verb (used with object), probed, prob·ing.

to search into or examine thoroughly; question closely: to probe one's conscience.
to examine or explore with a probe.

verb (used without object), probed, prob·ing.

to examine or explore with or as if with a probe.


Origin of probe

1555–65; (noun) < Medieval Latin proba examination, Late Latin: test, derivative of probāre (see prove); (v.) partly derivative of the noun, partly < Latin probāre. See proof
Related formsprobe·a·ble, adjectiveprob·er, nounre·probe, verb, re·probed, re·prob·ing.un·probed, adjective

Synonyms for probe Unabridged Based on the Random House Unabridged Dictionary, © Random House, Inc. 2019

Examples from the Web for probed

Contemporary Examples of probed

Historical Examples of probed

  • She could not parry the question as she had done before, and it probed depths.


    William J. Locke

  • The parson was acutely moved for the anguish he had not probed.

    Meadow Grass

    Alice Brown

  • The souls of the principal characters are probed to their lowest depths.

  • Lester could only guess at her meaning, and would not have probed her for the world.

    The Coryston Family

    Mrs. Humphry Ward

  • I had probed the hearts of the ruffians, and I did not need Antoinette's warning.

British Dictionary definitions for probed



(tr) to search into or question closely
to examine (something) with or as if with a probe

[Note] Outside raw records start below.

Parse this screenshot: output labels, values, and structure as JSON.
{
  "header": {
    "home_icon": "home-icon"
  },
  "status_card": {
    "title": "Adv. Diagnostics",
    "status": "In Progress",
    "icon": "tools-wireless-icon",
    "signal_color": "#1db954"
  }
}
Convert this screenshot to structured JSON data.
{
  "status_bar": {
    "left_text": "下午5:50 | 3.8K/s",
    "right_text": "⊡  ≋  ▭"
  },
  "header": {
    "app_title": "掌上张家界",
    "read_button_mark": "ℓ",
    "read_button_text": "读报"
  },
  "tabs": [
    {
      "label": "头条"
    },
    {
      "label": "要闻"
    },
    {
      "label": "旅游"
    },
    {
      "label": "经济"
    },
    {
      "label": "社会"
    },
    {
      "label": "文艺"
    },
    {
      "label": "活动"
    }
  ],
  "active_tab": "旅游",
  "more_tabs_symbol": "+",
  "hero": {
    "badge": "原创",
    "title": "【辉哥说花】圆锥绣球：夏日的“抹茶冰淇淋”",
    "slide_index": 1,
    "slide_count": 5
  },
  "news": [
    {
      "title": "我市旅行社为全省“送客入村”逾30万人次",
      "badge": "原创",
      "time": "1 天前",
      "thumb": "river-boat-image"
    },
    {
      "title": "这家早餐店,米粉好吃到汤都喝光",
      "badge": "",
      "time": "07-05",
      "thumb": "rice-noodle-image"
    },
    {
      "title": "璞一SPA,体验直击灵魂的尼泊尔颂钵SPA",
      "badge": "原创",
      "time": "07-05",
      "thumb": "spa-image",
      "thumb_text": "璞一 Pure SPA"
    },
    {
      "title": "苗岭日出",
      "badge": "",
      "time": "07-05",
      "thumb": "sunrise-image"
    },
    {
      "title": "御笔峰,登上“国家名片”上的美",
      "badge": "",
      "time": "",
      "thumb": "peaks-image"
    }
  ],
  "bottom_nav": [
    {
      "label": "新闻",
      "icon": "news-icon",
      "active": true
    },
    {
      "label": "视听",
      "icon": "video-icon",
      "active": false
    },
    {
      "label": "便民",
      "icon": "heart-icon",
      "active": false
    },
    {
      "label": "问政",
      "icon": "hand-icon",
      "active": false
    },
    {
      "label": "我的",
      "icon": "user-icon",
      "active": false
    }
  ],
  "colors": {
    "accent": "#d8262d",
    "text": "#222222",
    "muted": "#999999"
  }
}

something that probes, examines, or tests
surgery a slender and usually flexible instrument for exploring a wound, sinus, etc
a thorough inquiry, such as one by a newspaper into corrupt practices
electronics a lead connecting to or containing a measuring or monitoring circuit used for testing
electronics a conductor inserted into a waveguide or cavity resonator to provide coupling to an external circuit
any of various devices that provide a coupling link, esp a flexible tube extended from an aircraft to link it with another so that it can refuel
Derived Formsprobeable, adjectiveprober, noun

Word Origin for probe

C16: from Medieval Latin proba investigation, from Latin probāre to test
Collins English Dictionary - Complete & Unabridged 2012 Digital Edition © William Collins Sons & Co. Ltd. 1979, 1986 © HarperCollins Publishers 1998, 2000, 2003, 2005, 2006, 2007, 2009, 2012

Word Origin and History for probed



early 15c., "instrument for exploring wounds, etc.," also "an examination," from Medieval Latin proba "examination," in Late Latin "a test, proof," from Latin probare (see prove). Meaning "act of probing" is 1890, from the verb; figurative sense of "penetrating investigation" is from 1903. Meaning "small, unmanned exploratory craft" is attested from 1953.



1640s, originally figurative; "to search thoroughly, interrogate;" from probe (n.) and partly from Latin probare. Literal sense of "to examine with a probe" is from 1680s. Related: Probed; probing; probingly.

Online Etymology Dictionary, © 2010 Douglas Harper

probed in Medicine




A slender, flexible surgical instrument with a blunt bulbous tip, used to explore a wound or body cavity.
A substance, such as DNA, that is radioactively labeled or otherwise marked and used to detect or identify another substance in a sample.


To explore a wound or body cavity with a probe.
The American Heritage® Stedman's Medical Dictionary Copyright © 2002, 2001, 1995 by Houghton Mifflin Company. Published by Houghton Mifflin Company.